Aiken, S.G., P.R. Newroth and I. Wile. 1979. The biology of Canadian weeds. 34. Myriophyllum spicatum L. Canadian Journal of Plant Science 59:201-215.

Couch, R., and E. Nelson. 1985. Myriophyllum spicatum in North America. Pp. 8-18 in L.W.J. Anderson (ed.). First International Symposium Watermilfoil and Related Haloragaceae Species. 23-24 July 1985, Vancouver, B.C. Aquatic Plant Management Society, Vicksburg, MS.

(IDNR) Indiana Department of Natural Resources. 1997. Exotic Plant Species In Indiana Lakes. Lake and River Enhancement Program, Division of Soil Conservation, Indiana Department of Natural Resources, Indianapolis, IN.

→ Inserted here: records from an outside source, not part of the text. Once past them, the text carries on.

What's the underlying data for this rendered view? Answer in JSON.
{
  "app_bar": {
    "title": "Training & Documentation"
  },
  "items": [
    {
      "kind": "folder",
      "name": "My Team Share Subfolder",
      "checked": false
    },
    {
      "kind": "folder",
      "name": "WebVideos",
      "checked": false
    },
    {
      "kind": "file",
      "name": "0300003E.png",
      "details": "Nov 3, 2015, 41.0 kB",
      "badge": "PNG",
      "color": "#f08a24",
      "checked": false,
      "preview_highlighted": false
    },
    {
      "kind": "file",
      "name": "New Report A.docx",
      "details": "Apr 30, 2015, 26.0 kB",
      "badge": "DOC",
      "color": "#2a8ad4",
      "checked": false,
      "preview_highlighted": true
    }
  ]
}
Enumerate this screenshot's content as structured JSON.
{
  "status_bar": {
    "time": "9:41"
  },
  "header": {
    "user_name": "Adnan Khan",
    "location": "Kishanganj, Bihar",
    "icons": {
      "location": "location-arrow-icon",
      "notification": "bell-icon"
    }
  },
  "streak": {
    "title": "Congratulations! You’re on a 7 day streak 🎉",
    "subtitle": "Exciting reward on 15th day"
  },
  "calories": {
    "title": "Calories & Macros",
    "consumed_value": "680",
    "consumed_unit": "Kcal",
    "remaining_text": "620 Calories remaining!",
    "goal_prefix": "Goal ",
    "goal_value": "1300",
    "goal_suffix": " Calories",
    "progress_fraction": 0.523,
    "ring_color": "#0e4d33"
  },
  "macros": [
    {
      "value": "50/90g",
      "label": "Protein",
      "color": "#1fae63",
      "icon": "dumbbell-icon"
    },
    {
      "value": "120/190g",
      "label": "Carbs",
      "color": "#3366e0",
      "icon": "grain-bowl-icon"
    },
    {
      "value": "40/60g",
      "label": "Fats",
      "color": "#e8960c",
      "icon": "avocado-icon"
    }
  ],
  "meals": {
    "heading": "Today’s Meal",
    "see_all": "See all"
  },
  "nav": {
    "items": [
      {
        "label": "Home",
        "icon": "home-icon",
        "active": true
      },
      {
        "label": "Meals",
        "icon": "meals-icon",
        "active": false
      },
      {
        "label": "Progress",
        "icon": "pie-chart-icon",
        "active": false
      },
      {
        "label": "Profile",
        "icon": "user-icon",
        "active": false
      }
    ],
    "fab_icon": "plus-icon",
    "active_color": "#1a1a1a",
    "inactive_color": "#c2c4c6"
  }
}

Madsen, J.D., L.W. Eichler, and C.W. Boylen. 1988. Vegetative spread of Eurasian watermilfoil in Lake George, New York. Journal of Aquatic Plant Management 26:47-50.